▶ EXERCISE DIRECTIONS
Among the entries that follow, find every line with the word "chevron" and copy it.

▶ EXTRACTED RECORDS
————

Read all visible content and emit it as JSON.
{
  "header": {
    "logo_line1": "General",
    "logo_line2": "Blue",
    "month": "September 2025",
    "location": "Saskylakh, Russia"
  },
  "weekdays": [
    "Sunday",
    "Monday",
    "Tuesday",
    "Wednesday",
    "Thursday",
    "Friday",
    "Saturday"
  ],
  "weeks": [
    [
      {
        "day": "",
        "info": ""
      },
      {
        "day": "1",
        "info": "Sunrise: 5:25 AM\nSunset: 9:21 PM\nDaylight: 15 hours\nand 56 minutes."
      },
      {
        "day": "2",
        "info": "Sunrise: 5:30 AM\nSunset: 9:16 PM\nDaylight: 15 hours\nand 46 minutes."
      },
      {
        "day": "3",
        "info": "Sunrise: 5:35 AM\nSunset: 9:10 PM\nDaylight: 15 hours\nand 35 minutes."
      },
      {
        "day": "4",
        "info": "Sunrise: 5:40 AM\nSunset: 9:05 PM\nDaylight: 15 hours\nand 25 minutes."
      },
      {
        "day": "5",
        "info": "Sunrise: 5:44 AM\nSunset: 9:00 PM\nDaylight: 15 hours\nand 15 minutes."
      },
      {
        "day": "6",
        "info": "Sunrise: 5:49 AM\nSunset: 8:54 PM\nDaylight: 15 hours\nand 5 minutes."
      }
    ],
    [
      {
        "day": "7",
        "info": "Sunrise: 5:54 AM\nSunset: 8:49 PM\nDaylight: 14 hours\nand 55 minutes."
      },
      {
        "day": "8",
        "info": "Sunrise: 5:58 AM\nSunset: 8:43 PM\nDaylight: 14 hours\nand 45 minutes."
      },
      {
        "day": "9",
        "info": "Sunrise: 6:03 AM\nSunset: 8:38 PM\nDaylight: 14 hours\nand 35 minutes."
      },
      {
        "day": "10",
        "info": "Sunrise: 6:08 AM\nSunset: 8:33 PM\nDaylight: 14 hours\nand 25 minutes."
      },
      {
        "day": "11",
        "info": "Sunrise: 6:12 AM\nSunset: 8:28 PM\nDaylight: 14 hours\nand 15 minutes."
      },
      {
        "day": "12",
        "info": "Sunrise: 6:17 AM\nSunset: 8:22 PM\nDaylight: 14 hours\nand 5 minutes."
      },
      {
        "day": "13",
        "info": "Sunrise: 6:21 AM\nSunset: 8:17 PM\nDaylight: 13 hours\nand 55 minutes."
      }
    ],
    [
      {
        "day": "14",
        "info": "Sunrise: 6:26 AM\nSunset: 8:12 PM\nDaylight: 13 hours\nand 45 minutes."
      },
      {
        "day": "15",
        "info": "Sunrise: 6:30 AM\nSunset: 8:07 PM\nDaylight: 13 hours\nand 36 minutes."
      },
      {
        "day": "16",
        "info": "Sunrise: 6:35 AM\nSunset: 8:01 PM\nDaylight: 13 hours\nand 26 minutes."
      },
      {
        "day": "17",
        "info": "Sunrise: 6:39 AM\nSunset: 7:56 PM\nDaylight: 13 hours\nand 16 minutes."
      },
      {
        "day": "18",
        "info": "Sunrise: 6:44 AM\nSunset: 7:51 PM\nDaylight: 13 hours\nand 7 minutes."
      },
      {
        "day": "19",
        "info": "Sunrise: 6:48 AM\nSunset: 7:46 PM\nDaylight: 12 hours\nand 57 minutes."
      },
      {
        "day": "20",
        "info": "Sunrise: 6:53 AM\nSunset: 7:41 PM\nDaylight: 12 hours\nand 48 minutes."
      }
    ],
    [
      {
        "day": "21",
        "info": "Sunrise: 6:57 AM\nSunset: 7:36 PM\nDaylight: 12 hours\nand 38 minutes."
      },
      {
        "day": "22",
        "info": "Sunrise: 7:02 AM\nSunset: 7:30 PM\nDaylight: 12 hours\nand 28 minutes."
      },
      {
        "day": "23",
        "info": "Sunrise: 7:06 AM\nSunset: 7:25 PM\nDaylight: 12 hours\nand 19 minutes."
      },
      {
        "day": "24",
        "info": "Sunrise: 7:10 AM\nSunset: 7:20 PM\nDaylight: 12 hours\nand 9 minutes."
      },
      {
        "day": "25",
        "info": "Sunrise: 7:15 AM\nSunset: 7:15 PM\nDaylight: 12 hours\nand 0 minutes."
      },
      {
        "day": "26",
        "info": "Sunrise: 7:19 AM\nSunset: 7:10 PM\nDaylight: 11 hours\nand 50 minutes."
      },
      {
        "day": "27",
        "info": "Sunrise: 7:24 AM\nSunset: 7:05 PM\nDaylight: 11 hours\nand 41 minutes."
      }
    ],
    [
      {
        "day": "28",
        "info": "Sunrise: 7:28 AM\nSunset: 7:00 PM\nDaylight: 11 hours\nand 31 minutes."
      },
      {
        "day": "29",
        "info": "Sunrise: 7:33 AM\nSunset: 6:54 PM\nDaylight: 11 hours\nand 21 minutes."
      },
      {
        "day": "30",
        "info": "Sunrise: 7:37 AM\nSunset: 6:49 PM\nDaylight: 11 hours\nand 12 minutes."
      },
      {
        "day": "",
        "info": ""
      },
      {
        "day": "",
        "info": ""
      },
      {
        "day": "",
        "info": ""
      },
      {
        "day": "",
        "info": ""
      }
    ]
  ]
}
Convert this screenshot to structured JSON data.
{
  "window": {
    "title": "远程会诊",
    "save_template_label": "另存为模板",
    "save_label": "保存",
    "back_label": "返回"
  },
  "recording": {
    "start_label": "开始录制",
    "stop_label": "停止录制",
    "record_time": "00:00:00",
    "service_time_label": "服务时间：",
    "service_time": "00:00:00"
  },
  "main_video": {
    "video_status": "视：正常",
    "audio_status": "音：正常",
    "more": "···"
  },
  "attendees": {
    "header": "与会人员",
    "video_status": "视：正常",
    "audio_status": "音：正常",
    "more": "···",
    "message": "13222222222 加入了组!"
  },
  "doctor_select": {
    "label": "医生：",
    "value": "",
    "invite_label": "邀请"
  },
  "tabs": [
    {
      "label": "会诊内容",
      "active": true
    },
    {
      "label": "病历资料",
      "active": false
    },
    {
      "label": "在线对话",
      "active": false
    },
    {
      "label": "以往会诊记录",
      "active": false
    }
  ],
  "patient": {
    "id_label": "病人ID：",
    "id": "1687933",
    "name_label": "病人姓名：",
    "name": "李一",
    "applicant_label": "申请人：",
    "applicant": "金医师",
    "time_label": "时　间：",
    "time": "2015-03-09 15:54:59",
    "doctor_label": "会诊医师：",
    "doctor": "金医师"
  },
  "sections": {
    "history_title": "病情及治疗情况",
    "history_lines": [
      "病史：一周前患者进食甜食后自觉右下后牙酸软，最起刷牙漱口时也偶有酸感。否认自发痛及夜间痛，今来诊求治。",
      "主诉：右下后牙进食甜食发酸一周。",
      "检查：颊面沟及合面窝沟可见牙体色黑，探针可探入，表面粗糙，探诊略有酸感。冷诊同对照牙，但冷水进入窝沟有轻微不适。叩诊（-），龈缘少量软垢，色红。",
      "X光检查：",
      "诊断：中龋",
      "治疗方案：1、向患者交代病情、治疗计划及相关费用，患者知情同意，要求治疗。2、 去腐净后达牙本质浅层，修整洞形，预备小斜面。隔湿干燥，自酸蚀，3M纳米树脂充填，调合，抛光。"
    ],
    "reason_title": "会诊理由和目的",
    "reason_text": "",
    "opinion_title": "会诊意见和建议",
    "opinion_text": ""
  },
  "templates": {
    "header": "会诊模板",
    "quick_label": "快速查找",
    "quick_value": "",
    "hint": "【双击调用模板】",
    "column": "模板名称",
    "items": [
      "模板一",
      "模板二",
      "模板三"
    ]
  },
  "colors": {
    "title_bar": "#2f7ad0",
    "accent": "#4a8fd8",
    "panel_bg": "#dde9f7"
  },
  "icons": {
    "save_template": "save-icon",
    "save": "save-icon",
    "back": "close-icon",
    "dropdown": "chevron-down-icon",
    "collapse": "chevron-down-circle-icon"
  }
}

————

▶ ANSWER
    "dropdown": "chevron-down-icon",
    "collapse": "chevron-down-circle-icon"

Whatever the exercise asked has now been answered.